"Rainey Royal"

Dylan Landis is the author of a debut novel, Rainey Royal, and a linked story collection, Normal People Don't Live Like This. Her work has appeared in the O. Henry Prize Stories 2014, the New York Times, Tin House, BOMB and elsewhere. She lives in New York.

Landis applied the Page 69 Test to Rainey Royal and reported the following:
My page 69 opens in a high school art class, where a tall, shy girl named Leah—the unnamed giraffe, below—is being bullied by two lionesses: the troubled and talented Rainey Royal, and Rainey's best friend Tina. But Rainey's mind is wandering. She's thinking about her father, Howard, a brilliant slimeball jazz musician who has been giving Tina clarinet lessons, and maybe some other kinds of lessons, on the side.

Rainey loves Howard, and she loves Tina, but the combination of the two is more than she can stand.
Mr. Knecht, oblivious to the hazards of placing two lionesses with a giraffe, has seated her with Rainey and Tina. Tina can't draw well either, but she has the advantage of not giving a fuck. Also, she has the advantage of Rainey, who leans over when Mr. Knecht isn't looking and lightly chisels Tina's linoleum, adding gesture and grace.

Every time Rainey starts to ask Tina to come over, she hesitates; she envisions Howard giving her breathing lessons from behind, breathing being a big deal for musicians. Breathe from here, she imagines him saying, his hands over Tina's lower abdomen where—as she conceives the body—clothes tumble round in a hot dryer, and then, sliding one hand up to her breastbone, not from here, he would say, and it would be pure Howard to do this, and it makes Rainey sick.
Page 69 is pure Rainey, and pure Howard. He has no boundaries, and I loved writing him. It was cathartic—for reasons having nothing to do with my own wonderful family—and it let me be outrageous in ways that felt peculiar to New York in the 1970s. That was an era when I felt intensely alive, as teenagers do: every nerve ending awake. But I was as interested in writing the small, revealing details as in the in-your-face sex and drugs of the time.
She wonders if she can tell Tina to leave the goddamn clarinet at home. She is afraid that Tina might bring the loaner, swing it insouciantly, like a purse.
I loved writing Rainey. What I shared with her personally were my troubles and my fears, and the intensity of my female friendships. But she was the artist and the rebel I longed to be.
Visit Dylan Landis's website.

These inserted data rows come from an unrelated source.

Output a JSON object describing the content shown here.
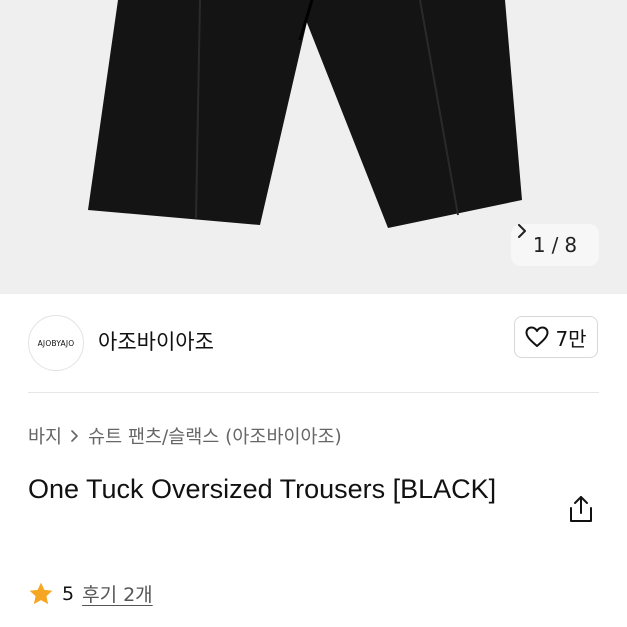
{
  "gallery": {
    "current": "1",
    "separator": "/",
    "total": "8",
    "background": "#efefef",
    "garment_color": "#141414"
  },
  "seller": {
    "logo_text": "AJOBYAJO",
    "name": "아조바이아조",
    "likes": "7만"
  },
  "breadcrumb": {
    "category": "바지",
    "subcategory": "슈트 팬츠/슬랙스 (아조바이아조)"
  },
  "product": {
    "title": "One Tuck Oversized Trousers [BLACK]"
  },
  "rating": {
    "score": "5",
    "reviews": "후기 2개",
    "star_color": "#f5a623"
  }
}
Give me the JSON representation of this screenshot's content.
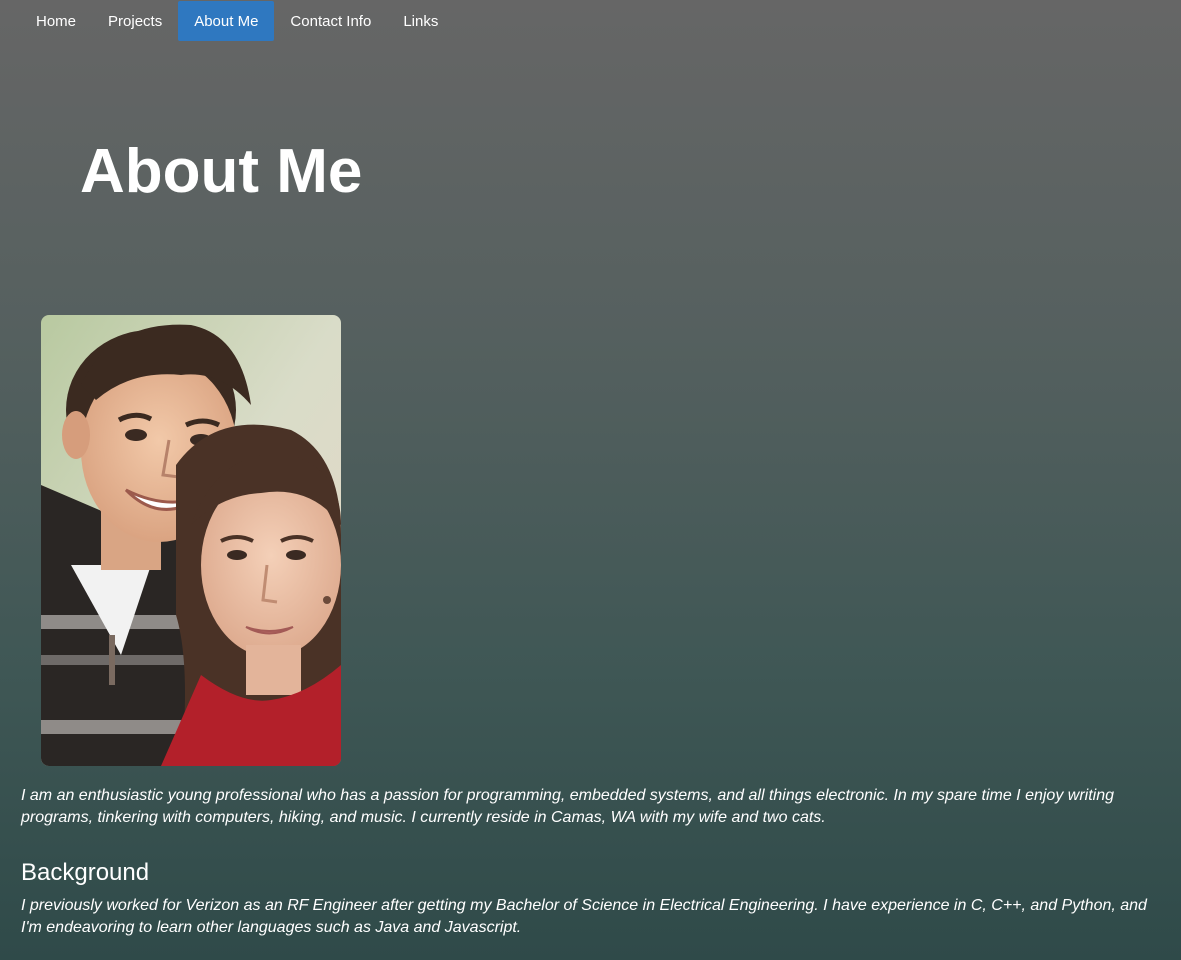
{
  "nav": {
    "items": [
      {
        "label": "Home"
      },
      {
        "label": "Projects"
      },
      {
        "label": "About Me"
      },
      {
        "label": "Contact Info"
      },
      {
        "label": "Links"
      }
    ],
    "active": "About Me",
    "active_color": "#2f78c0"
  },
  "page": {
    "title": "About Me"
  },
  "photo": {
    "subject": "couple-portrait"
  },
  "intro": {
    "text": "I am an enthusiastic young professional who has a passion for programming, embedded systems, and all things electronic. In my spare time I enjoy writing programs, tinkering with computers, hiking, and music. I currently reside in Camas, WA with my wife and two cats."
  },
  "background": {
    "heading": "Background",
    "text": "I previously worked for Verizon as an RF Engineer after getting my Bachelor of Science in Electrical Engineering. I have experience in C, C++, and Python, and I'm endeavoring to learn other languages such as Java and Javascript."
  },
  "colors": {
    "gradient_top": "#666666",
    "gradient_bottom": "#2f4a49",
    "text": "#ffffff"
  }
}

Writers Read: Dylan Landis (November 2009).

--Marshal Zeringue